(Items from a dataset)

Segment Open

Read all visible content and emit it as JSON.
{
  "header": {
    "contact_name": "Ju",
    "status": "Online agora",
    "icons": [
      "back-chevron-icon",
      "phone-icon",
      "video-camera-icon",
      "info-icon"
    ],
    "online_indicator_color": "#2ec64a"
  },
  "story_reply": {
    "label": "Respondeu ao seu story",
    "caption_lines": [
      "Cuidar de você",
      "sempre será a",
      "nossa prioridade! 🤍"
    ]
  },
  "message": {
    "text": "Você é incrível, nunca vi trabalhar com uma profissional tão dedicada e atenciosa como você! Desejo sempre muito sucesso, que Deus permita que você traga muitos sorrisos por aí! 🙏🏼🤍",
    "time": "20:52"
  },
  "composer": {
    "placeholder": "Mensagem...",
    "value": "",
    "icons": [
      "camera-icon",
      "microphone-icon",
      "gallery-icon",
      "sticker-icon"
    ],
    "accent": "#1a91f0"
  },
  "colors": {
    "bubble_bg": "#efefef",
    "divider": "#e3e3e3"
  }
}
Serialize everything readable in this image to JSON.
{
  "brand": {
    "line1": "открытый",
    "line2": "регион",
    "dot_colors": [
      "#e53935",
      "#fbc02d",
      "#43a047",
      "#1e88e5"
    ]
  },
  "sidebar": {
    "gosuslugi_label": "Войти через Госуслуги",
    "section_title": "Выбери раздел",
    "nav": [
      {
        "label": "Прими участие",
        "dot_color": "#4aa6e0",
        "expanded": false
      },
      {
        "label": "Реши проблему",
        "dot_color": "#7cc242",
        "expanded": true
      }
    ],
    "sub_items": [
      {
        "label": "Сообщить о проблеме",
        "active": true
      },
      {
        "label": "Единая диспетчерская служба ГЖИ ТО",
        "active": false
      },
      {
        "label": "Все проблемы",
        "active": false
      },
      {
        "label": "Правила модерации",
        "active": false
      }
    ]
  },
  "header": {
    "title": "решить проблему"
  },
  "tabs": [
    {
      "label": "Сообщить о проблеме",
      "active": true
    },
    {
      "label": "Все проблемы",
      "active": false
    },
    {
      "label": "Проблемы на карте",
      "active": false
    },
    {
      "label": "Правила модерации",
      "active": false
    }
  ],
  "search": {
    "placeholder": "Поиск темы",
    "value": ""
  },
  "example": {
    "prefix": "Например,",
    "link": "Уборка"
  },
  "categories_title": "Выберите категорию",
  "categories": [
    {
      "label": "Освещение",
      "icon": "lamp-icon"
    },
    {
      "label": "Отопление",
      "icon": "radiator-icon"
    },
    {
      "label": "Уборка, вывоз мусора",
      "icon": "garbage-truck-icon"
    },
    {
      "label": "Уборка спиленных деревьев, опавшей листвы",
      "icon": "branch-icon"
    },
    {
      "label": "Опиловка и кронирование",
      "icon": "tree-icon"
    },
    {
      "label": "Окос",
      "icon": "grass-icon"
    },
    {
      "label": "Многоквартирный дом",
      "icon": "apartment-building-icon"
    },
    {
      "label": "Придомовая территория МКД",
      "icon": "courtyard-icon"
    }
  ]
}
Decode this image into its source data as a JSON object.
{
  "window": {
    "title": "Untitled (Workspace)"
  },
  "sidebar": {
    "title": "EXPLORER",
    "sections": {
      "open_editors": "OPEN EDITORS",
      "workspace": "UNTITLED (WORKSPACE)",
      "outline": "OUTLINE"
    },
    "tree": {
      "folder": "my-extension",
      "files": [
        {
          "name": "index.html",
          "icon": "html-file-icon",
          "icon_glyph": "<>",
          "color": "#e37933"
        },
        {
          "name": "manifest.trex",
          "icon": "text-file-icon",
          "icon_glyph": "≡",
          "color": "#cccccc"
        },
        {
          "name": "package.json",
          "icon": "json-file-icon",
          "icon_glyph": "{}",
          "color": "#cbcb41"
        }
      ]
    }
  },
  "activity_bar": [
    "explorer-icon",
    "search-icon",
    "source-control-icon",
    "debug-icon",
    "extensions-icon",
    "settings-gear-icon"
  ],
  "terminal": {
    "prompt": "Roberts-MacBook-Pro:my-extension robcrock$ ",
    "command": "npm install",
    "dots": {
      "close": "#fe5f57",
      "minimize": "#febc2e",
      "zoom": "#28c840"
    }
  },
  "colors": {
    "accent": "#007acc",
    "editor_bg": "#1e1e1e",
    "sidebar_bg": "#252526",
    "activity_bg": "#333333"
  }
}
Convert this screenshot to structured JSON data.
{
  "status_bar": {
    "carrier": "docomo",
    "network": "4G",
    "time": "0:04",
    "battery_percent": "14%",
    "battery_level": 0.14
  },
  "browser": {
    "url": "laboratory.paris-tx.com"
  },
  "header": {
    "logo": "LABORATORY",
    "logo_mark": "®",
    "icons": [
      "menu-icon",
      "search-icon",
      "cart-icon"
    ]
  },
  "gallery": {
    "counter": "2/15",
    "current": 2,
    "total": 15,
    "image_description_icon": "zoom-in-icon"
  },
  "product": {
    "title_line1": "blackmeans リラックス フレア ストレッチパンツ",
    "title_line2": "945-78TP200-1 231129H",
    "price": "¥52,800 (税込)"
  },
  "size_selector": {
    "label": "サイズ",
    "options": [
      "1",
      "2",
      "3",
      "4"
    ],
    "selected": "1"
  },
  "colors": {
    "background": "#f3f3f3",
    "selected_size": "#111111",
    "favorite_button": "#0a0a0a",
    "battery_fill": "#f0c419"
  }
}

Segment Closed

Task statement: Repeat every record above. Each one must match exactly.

Solution below:
Read all visible content and emit it as JSON.
{
  "header": {
    "contact_name": "Ju",
    "status": "Online agora",
    "icons": [
      "back-chevron-icon",
      "phone-icon",
      "video-camera-icon",
      "info-icon"
    ],
    "online_indicator_color": "#2ec64a"
  },
  "story_reply": {
    "label": "Respondeu ao seu story",
    "caption_lines": [
      "Cuidar de você",
      "sempre será a",
      "nossa prioridade! 🤍"
    ]
  },
  "message": {
    "text": "Você é incrível, nunca vi trabalhar com uma profissional tão dedicada e atenciosa como você! Desejo sempre muito sucesso, que Deus permita que você traga muitos sorrisos por aí! 🙏🏼🤍",
    "time": "20:52"
  },
  "composer": {
    "placeholder": "Mensagem...",
    "value": "",
    "icons": [
      "camera-icon",
      "microphone-icon",
      "gallery-icon",
      "sticker-icon"
    ],
    "accent": "#1a91f0"
  },
  "colors": {
    "bubble_bg": "#efefef",
    "divider": "#e3e3e3"
  }
}
Serialize everything readable in this image to JSON.
{
  "brand": {
    "line1": "открытый",
    "line2": "регион",
    "dot_colors": [
      "#e53935",
      "#fbc02d",
      "#43a047",
      "#1e88e5"
    ]
  },
  "sidebar": {
    "gosuslugi_label": "Войти через Госуслуги",
    "section_title": "Выбери раздел",
    "nav": [
      {
        "label": "Прими участие",
        "dot_color": "#4aa6e0",
        "expanded": false
      },
      {
        "label": "Реши проблему",
        "dot_color": "#7cc242",
        "expanded": true
      }
    ],
    "sub_items": [
      {
        "label": "Сообщить о проблеме",
        "active": true
      },
      {
        "label": "Единая диспетчерская служба ГЖИ ТО",
        "active": false
      },
      {
        "label": "Все проблемы",
        "active": false
      },
      {
        "label": "Правила модерации",
        "active": false
      }
    ]
  },
  "header": {
    "title": "решить проблему"
  },
  "tabs": [
    {
      "label": "Сообщить о проблеме",
      "active": true
    },
    {
      "label": "Все проблемы",
      "active": false
    },
    {
      "label": "Проблемы на карте",
      "active": false
    },
    {
      "label": "Правила модерации",
      "active": false
    }
  ],
  "search": {
    "placeholder": "Поиск темы",
    "value": ""
  },
  "example": {
    "prefix": "Например,",
    "link": "Уборка"
  },
  "categories_title": "Выберите категорию",
  "categories": [
    {
      "label": "Освещение",
      "icon": "lamp-icon"
    },
    {
      "label": "Отопление",
      "icon": "radiator-icon"
    },
    {
      "label": "Уборка, вывоз мусора",
      "icon": "garbage-truck-icon"
    },
    {
      "label": "Уборка спиленных деревьев, опавшей листвы",
      "icon": "branch-icon"
    },
    {
      "label": "Опиловка и кронирование",
      "icon": "tree-icon"
    },
    {
      "label": "Окос",
      "icon": "grass-icon"
    },
    {
      "label": "Многоквартирный дом",
      "icon": "apartment-building-icon"
    },
    {
      "label": "Придомовая территория МКД",
      "icon": "courtyard-icon"
    }
  ]
}
Decode this image into its source data as a JSON object.
{
  "window": {
    "title": "Untitled (Workspace)"
  },
  "sidebar": {
    "title": "EXPLORER",
    "sections": {
      "open_editors": "OPEN EDITORS",
      "workspace": "UNTITLED (WORKSPACE)",
      "outline": "OUTLINE"
    },
    "tree": {
      "folder": "my-extension",
      "files": [
        {
          "name": "index.html",
          "icon": "html-file-icon",
          "icon_glyph": "<>",
          "color": "#e37933"
        },
        {
          "name": "manifest.trex",
          "icon": "text-file-icon",
          "icon_glyph": "≡",
          "color": "#cccccc"
        },
        {
          "name": "package.json",
          "icon": "json-file-icon",
          "icon_glyph": "{}",
          "color": "#cbcb41"
        }
      ]
    }
  },
  "activity_bar": [
    "explorer-icon",
    "search-icon",
    "source-control-icon",
    "debug-icon",
    "extensions-icon",
    "settings-gear-icon"
  ],
  "terminal": {
    "prompt": "Roberts-MacBook-Pro:my-extension robcrock$ ",
    "command": "npm install",
    "dots": {
      "close": "#fe5f57",
      "minimize": "#febc2e",
      "zoom": "#28c840"
    }
  },
  "colors": {
    "accent": "#007acc",
    "editor_bg": "#1e1e1e",
    "sidebar_bg": "#252526",
    "activity_bg": "#333333"
  }
}
Convert this screenshot to structured JSON data.
{
  "status_bar": {
    "carrier": "docomo",
    "network": "4G",
    "time": "0:04",
    "battery_percent": "14%",
    "battery_level": 0.14
  },
  "browser": {
    "url": "laboratory.paris-tx.com"
  },
  "header": {
    "logo": "LABORATORY",
    "logo_mark": "®",
    "icons": [
      "menu-icon",
      "search-icon",
      "cart-icon"
    ]
  },
  "gallery": {
    "counter": "2/15",
    "current": 2,
    "total": 15,
    "image_description_icon": "zoom-in-icon"
  },
  "product": {
    "title_line1": "blackmeans リラックス フレア ストレッチパンツ",
    "title_line2": "945-78TP200-1 231129H",
    "price": "¥52,800 (税込)"
  },
  "size_selector": {
    "label": "サイズ",
    "options": [
      "1",
      "2",
      "3",
      "4"
    ],
    "selected": "1"
  },
  "colors": {
    "background": "#f3f3f3",
    "selected_size": "#111111",
    "favorite_button": "#0a0a0a",
    "battery_fill": "#f0c419"
  }
}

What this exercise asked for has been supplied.